(Website and app data records)
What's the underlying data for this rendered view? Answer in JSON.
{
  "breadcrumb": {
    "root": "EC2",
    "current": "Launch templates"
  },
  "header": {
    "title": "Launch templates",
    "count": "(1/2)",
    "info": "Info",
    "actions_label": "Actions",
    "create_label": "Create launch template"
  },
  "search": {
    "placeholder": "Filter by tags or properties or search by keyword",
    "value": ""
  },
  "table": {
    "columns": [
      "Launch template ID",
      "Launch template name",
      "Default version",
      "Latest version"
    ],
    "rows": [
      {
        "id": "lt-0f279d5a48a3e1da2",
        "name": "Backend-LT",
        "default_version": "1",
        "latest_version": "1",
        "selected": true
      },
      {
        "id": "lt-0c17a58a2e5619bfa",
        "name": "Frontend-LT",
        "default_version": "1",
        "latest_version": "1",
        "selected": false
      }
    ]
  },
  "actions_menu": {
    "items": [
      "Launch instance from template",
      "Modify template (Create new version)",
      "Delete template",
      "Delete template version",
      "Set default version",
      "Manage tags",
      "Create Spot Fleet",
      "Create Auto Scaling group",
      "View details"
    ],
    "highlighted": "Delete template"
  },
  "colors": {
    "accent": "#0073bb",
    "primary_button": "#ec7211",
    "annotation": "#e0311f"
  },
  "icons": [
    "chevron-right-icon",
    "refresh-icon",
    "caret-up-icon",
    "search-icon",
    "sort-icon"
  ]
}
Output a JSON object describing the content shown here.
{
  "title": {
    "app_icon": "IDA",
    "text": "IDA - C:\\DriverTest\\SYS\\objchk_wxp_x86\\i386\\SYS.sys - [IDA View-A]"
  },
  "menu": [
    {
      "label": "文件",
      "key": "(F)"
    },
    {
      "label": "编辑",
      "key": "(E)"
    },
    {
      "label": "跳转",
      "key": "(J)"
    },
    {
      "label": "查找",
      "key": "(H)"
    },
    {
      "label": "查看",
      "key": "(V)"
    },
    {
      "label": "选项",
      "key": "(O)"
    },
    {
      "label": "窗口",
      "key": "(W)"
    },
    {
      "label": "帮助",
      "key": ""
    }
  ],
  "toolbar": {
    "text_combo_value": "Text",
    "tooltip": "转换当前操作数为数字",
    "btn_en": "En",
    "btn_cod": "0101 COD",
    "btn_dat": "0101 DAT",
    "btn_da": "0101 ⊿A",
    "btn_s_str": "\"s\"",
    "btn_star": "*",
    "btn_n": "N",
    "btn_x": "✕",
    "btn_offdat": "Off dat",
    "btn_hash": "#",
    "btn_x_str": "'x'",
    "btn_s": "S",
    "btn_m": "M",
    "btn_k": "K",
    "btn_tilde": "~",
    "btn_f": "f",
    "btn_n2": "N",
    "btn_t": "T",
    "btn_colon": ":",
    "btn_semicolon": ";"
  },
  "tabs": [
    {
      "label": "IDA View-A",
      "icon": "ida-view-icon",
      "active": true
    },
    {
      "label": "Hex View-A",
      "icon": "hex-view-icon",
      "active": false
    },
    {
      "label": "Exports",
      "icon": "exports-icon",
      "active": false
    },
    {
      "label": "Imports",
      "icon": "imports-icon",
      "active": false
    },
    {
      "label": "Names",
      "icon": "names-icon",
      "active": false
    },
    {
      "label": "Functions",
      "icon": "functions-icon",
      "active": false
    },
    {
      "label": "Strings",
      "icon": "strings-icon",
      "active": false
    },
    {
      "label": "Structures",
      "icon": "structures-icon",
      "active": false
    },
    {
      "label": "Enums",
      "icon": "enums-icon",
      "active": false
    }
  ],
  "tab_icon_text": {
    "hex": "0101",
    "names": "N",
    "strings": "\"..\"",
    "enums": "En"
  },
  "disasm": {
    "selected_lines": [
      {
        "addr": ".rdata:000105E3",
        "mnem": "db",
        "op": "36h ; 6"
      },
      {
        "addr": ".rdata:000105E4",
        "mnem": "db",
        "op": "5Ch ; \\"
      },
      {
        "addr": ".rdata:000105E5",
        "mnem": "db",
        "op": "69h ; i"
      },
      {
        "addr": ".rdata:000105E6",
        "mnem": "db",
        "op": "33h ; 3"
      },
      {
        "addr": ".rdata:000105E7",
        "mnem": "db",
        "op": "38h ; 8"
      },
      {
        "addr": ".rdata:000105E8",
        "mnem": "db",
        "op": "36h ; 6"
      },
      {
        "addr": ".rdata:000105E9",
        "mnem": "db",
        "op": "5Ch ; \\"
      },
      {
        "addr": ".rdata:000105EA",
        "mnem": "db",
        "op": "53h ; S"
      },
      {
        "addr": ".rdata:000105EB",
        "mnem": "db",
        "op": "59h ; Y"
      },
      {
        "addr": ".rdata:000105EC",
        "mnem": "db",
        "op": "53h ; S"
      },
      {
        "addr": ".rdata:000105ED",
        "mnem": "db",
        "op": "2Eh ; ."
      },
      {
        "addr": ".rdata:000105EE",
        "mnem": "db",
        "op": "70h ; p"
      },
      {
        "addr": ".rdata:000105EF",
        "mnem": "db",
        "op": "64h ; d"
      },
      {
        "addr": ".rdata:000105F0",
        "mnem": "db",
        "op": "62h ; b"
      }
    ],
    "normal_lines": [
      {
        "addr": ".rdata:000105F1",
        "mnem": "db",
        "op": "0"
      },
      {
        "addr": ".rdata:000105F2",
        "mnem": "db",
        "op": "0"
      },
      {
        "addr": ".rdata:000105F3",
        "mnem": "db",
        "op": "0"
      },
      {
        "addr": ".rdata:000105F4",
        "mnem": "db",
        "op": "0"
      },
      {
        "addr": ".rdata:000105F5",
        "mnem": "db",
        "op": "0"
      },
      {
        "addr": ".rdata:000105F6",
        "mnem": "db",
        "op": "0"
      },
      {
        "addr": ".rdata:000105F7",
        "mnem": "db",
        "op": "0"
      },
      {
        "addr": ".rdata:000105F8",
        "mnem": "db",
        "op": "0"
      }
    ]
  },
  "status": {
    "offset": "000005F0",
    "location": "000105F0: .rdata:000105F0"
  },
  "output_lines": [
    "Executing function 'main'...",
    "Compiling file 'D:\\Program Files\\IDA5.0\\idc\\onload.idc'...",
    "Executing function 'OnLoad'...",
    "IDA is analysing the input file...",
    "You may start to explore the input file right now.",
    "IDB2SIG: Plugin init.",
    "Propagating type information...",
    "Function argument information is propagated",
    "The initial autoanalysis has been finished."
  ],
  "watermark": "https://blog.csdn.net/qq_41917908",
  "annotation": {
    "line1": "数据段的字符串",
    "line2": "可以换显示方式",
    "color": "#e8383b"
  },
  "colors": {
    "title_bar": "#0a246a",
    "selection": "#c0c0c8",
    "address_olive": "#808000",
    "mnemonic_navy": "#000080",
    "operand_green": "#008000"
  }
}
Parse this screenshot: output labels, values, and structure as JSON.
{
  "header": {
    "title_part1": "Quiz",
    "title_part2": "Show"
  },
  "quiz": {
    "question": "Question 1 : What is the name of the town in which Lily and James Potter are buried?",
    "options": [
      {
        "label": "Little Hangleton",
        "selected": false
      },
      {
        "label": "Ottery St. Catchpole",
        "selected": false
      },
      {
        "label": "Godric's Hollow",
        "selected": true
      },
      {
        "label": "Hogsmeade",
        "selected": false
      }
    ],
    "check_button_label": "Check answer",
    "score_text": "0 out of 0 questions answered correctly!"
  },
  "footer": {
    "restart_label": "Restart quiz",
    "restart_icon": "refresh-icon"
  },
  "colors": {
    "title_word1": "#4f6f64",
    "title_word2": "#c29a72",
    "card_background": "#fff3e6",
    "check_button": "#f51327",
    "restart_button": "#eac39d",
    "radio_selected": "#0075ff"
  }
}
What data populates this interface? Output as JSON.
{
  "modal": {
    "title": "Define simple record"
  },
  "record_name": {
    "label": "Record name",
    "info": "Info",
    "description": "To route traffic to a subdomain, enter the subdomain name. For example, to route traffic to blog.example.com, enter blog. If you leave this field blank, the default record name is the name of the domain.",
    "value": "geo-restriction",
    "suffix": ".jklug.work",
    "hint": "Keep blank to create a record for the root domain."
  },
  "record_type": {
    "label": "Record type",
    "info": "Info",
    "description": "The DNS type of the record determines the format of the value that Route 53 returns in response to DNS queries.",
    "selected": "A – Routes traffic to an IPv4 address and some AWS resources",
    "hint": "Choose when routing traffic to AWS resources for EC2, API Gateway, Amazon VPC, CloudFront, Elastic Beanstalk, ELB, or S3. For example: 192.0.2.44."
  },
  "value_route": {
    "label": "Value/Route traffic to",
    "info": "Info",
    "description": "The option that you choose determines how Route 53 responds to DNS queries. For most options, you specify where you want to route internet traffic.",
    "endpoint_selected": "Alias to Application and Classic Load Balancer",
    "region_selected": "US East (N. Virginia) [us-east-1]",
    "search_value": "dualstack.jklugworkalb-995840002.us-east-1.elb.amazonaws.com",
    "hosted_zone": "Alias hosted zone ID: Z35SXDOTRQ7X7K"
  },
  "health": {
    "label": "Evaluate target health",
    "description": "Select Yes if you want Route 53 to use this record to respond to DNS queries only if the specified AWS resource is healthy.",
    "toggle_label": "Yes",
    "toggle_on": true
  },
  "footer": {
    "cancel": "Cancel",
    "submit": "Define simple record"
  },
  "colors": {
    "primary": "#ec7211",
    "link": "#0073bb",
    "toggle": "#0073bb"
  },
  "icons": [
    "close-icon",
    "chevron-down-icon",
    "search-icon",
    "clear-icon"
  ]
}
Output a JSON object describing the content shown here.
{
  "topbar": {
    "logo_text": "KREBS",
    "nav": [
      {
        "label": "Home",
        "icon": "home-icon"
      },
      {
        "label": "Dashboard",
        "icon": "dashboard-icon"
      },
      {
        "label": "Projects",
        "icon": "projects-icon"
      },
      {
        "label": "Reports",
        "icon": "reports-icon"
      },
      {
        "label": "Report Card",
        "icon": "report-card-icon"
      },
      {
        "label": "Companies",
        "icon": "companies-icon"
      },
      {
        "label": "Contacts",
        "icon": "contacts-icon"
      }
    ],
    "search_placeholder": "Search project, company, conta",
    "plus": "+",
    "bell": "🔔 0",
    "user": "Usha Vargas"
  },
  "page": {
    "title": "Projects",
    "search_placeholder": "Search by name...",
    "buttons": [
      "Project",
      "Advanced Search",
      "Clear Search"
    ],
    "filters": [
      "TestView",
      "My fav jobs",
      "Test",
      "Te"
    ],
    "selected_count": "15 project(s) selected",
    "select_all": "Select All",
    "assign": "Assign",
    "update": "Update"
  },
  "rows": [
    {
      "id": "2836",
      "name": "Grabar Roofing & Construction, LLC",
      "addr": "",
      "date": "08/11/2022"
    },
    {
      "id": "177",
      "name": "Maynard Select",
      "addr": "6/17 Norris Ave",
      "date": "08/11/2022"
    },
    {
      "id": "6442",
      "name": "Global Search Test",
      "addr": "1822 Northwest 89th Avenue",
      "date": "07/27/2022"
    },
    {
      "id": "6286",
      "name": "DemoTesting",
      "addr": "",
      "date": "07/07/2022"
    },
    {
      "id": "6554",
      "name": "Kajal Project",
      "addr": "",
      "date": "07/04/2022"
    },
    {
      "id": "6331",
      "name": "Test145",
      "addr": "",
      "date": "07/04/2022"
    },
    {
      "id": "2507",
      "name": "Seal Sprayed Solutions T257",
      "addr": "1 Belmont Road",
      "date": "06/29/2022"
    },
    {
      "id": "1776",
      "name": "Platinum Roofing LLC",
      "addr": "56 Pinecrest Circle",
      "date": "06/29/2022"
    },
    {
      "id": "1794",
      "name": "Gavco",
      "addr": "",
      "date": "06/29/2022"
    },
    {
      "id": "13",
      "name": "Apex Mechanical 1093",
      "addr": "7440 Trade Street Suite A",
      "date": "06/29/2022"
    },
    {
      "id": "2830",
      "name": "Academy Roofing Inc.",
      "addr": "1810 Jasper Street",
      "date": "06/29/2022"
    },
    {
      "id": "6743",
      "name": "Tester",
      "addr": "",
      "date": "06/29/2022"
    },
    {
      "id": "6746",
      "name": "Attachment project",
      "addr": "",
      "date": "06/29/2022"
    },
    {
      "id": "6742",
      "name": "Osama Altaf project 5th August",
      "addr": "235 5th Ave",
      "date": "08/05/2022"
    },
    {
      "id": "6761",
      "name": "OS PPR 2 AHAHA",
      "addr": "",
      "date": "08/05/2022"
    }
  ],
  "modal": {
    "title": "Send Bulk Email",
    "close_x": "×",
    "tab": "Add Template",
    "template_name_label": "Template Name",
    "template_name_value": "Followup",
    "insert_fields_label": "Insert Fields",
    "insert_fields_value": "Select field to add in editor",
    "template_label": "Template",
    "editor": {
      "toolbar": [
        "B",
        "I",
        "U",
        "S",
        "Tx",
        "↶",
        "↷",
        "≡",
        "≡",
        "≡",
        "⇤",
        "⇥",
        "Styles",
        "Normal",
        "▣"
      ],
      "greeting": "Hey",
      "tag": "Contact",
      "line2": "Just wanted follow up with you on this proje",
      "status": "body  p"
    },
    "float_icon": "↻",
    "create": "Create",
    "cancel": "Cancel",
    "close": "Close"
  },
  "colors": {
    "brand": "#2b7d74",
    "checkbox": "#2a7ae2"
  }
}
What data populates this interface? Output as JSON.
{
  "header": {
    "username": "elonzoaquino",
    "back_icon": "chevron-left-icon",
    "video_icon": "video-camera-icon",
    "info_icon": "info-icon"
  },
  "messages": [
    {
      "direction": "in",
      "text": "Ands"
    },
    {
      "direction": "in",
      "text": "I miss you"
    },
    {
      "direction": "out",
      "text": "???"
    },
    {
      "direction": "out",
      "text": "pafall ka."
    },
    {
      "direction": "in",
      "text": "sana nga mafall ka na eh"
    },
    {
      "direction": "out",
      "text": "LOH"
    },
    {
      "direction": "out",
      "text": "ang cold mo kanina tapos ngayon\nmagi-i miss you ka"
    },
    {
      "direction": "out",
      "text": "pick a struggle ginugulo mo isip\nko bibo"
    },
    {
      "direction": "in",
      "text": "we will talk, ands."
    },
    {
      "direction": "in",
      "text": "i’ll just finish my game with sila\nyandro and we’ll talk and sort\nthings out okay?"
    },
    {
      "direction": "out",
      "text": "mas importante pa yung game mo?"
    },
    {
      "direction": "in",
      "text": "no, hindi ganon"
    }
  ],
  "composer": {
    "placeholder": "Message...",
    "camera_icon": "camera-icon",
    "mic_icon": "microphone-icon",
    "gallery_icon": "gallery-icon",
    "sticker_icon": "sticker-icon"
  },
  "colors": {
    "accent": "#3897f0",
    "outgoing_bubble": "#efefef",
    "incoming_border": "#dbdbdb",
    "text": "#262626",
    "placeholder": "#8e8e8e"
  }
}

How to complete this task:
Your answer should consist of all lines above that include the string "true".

The completed task:
        "selected": true
      "active": true
        "selected": true
    "toggle_on": true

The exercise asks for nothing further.